- Source records -
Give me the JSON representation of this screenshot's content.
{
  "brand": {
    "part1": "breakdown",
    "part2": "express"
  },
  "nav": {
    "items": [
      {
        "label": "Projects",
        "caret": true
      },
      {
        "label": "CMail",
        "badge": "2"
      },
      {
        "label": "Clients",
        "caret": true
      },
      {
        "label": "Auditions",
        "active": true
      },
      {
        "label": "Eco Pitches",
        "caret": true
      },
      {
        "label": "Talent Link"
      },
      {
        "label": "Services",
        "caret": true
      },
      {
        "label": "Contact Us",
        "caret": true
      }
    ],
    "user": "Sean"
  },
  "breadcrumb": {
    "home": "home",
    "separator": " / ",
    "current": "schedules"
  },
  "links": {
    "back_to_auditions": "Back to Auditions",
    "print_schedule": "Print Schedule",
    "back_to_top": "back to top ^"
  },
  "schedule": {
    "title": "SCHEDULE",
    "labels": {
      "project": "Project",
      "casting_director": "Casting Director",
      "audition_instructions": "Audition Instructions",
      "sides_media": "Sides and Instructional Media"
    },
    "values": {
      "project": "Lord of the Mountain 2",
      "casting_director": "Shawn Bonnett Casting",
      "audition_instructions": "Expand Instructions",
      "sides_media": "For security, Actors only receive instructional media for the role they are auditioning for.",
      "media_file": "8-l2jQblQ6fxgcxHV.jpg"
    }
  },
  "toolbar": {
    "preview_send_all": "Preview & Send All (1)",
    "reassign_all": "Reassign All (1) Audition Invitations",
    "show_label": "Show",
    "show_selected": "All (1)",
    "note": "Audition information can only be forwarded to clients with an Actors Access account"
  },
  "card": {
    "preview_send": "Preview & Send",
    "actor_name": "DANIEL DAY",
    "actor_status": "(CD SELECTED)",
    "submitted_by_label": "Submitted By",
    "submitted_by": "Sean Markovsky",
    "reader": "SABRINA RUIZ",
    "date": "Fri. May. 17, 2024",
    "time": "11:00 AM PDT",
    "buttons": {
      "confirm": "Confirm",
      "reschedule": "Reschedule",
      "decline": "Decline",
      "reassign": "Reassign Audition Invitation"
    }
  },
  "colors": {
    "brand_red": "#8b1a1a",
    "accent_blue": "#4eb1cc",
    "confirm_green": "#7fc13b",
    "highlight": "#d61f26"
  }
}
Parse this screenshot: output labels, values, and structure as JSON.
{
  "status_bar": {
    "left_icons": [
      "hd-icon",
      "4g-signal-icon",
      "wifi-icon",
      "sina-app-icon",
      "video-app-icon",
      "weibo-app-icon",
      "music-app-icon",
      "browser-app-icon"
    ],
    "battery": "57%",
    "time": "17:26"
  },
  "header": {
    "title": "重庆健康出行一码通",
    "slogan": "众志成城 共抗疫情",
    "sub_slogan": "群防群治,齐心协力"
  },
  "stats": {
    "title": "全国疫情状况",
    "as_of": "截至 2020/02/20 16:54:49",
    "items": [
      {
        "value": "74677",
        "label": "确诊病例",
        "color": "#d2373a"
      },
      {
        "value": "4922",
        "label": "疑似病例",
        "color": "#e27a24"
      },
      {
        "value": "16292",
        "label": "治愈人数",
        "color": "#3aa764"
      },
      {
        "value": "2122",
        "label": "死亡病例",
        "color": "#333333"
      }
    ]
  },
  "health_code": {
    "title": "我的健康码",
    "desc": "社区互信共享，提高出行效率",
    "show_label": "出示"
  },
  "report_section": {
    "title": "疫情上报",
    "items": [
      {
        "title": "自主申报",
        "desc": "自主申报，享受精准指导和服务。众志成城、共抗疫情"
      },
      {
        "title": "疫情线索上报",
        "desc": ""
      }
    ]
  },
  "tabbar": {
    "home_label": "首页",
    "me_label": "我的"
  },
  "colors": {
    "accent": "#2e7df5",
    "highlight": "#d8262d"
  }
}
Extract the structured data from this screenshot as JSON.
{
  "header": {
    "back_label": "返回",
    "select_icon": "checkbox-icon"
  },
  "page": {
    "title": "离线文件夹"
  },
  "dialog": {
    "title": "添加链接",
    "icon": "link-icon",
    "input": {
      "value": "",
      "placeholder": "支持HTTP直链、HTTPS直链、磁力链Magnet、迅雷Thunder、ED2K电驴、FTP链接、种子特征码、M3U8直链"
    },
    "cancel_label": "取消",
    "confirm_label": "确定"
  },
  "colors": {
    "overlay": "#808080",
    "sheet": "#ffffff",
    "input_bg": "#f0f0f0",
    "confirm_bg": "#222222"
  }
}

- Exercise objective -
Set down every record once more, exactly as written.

- Task response -
Give me the JSON representation of this screenshot's content.
{
  "brand": {
    "part1": "breakdown",
    "part2": "express"
  },
  "nav": {
    "items": [
      {
        "label": "Projects",
        "caret": true
      },
      {
        "label": "CMail",
        "badge": "2"
      },
      {
        "label": "Clients",
        "caret": true
      },
      {
        "label": "Auditions",
        "active": true
      },
      {
        "label": "Eco Pitches",
        "caret": true
      },
      {
        "label": "Talent Link"
      },
      {
        "label": "Services",
        "caret": true
      },
      {
        "label": "Contact Us",
        "caret": true
      }
    ],
    "user": "Sean"
  },
  "breadcrumb": {
    "home": "home",
    "separator": " / ",
    "current": "schedules"
  },
  "links": {
    "back_to_auditions": "Back to Auditions",
    "print_schedule": "Print Schedule",
    "back_to_top": "back to top ^"
  },
  "schedule": {
    "title": "SCHEDULE",
    "labels": {
      "project": "Project",
      "casting_director": "Casting Director",
      "audition_instructions": "Audition Instructions",
      "sides_media": "Sides and Instructional Media"
    },
    "values": {
      "project": "Lord of the Mountain 2",
      "casting_director": "Shawn Bonnett Casting",
      "audition_instructions": "Expand Instructions",
      "sides_media": "For security, Actors only receive instructional media for the role they are auditioning for.",
      "media_file": "8-l2jQblQ6fxgcxHV.jpg"
    }
  },
  "toolbar": {
    "preview_send_all": "Preview & Send All (1)",
    "reassign_all": "Reassign All (1) Audition Invitations",
    "show_label": "Show",
    "show_selected": "All (1)",
    "note": "Audition information can only be forwarded to clients with an Actors Access account"
  },
  "card": {
    "preview_send": "Preview & Send",
    "actor_name": "DANIEL DAY",
    "actor_status": "(CD SELECTED)",
    "submitted_by_label": "Submitted By",
    "submitted_by": "Sean Markovsky",
    "reader": "SABRINA RUIZ",
    "date": "Fri. May. 17, 2024",
    "time": "11:00 AM PDT",
    "buttons": {
      "confirm": "Confirm",
      "reschedule": "Reschedule",
      "decline": "Decline",
      "reassign": "Reassign Audition Invitation"
    }
  },
  "colors": {
    "brand_red": "#8b1a1a",
    "accent_blue": "#4eb1cc",
    "confirm_green": "#7fc13b",
    "highlight": "#d61f26"
  }
}
Parse this screenshot: output labels, values, and structure as JSON.
{
  "status_bar": {
    "left_icons": [
      "hd-icon",
      "4g-signal-icon",
      "wifi-icon",
      "sina-app-icon",
      "video-app-icon",
      "weibo-app-icon",
      "music-app-icon",
      "browser-app-icon"
    ],
    "battery": "57%",
    "time": "17:26"
  },
  "header": {
    "title": "重庆健康出行一码通",
    "slogan": "众志成城 共抗疫情",
    "sub_slogan": "群防群治,齐心协力"
  },
  "stats": {
    "title": "全国疫情状况",
    "as_of": "截至 2020/02/20 16:54:49",
    "items": [
      {
        "value": "74677",
        "label": "确诊病例",
        "color": "#d2373a"
      },
      {
        "value": "4922",
        "label": "疑似病例",
        "color": "#e27a24"
      },
      {
        "value": "16292",
        "label": "治愈人数",
        "color": "#3aa764"
      },
      {
        "value": "2122",
        "label": "死亡病例",
        "color": "#333333"
      }
    ]
  },
  "health_code": {
    "title": "我的健康码",
    "desc": "社区互信共享，提高出行效率",
    "show_label": "出示"
  },
  "report_section": {
    "title": "疫情上报",
    "items": [
      {
        "title": "自主申报",
        "desc": "自主申报，享受精准指导和服务。众志成城、共抗疫情"
      },
      {
        "title": "疫情线索上报",
        "desc": ""
      }
    ]
  },
  "tabbar": {
    "home_label": "首页",
    "me_label": "我的"
  },
  "colors": {
    "accent": "#2e7df5",
    "highlight": "#d8262d"
  }
}
Extract the structured data from this screenshot as JSON.
{
  "header": {
    "back_label": "返回",
    "select_icon": "checkbox-icon"
  },
  "page": {
    "title": "离线文件夹"
  },
  "dialog": {
    "title": "添加链接",
    "icon": "link-icon",
    "input": {
      "value": "",
      "placeholder": "支持HTTP直链、HTTPS直链、磁力链Magnet、迅雷Thunder、ED2K电驴、FTP链接、种子特征码、M3U8直链"
    },
    "cancel_label": "取消",
    "confirm_label": "确定"
  },
  "colors": {
    "overlay": "#808080",
    "sheet": "#ffffff",
    "input_bg": "#f0f0f0",
    "confirm_bg": "#222222"
  }
}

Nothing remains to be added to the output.